» EXERCISE DESCRIPTION:
Here are some records; copy every line that holds the word "name".

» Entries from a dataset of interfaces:
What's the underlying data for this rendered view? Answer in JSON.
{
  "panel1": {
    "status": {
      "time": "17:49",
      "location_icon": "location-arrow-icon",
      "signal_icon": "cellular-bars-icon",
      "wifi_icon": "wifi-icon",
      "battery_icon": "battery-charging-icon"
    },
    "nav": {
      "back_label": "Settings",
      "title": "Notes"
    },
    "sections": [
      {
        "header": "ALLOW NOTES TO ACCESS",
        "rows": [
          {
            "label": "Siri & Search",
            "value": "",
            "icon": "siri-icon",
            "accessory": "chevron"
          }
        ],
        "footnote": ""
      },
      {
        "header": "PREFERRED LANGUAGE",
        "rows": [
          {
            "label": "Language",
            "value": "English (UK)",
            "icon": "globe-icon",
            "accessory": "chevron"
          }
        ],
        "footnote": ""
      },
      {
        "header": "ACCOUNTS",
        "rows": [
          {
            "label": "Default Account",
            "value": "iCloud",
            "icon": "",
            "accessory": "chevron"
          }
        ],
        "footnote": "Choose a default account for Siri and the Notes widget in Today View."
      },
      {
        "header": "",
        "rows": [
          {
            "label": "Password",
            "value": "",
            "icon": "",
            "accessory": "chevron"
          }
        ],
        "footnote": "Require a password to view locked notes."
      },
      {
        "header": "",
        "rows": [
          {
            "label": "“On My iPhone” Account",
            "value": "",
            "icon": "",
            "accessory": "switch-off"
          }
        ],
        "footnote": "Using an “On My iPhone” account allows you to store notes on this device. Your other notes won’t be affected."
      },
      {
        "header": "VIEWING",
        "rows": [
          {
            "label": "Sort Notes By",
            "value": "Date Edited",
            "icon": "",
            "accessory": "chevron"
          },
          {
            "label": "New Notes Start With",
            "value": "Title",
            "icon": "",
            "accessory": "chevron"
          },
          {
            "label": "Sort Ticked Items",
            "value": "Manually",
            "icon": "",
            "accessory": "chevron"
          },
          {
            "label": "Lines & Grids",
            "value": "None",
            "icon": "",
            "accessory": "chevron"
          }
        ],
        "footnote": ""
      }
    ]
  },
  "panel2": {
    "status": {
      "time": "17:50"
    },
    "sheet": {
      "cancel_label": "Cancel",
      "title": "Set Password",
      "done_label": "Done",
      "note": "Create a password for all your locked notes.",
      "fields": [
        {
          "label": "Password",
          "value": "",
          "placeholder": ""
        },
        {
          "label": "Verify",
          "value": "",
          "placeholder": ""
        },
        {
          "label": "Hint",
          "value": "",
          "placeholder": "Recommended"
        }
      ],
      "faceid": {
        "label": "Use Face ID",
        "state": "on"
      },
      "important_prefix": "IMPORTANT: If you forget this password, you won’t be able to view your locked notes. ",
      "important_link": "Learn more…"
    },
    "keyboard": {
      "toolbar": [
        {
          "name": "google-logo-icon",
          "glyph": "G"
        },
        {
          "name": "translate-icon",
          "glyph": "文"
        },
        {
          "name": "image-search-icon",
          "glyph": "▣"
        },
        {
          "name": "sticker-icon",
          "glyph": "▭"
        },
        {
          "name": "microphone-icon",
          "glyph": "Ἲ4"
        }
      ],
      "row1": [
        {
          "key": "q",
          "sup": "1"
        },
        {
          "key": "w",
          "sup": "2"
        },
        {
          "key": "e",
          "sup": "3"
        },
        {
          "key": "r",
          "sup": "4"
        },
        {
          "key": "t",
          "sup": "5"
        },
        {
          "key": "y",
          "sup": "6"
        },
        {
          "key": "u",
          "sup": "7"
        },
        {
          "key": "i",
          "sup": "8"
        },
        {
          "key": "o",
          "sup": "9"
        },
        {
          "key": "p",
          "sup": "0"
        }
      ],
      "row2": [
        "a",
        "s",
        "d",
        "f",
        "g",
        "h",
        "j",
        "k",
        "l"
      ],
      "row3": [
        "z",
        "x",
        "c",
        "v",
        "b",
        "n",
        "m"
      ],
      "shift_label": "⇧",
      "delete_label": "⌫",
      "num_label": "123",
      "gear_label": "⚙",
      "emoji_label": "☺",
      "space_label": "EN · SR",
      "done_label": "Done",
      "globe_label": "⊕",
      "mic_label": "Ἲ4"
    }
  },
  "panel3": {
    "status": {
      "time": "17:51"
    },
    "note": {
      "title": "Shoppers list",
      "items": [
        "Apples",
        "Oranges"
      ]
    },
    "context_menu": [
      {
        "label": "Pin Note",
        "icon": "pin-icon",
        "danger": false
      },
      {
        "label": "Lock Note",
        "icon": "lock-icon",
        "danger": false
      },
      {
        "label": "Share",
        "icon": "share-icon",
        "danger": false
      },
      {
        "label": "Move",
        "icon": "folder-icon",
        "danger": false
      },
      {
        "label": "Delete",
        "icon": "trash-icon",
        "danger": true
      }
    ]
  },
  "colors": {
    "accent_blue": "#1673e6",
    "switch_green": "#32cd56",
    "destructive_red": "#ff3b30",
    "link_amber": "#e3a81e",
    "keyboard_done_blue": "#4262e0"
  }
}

» EXPECTED OUTPUT:
          "name": "google-logo-icon",
          "name": "translate-icon",
          "name": "image-search-icon",
          "name": "sticker-icon",
          "name": "microphone-icon",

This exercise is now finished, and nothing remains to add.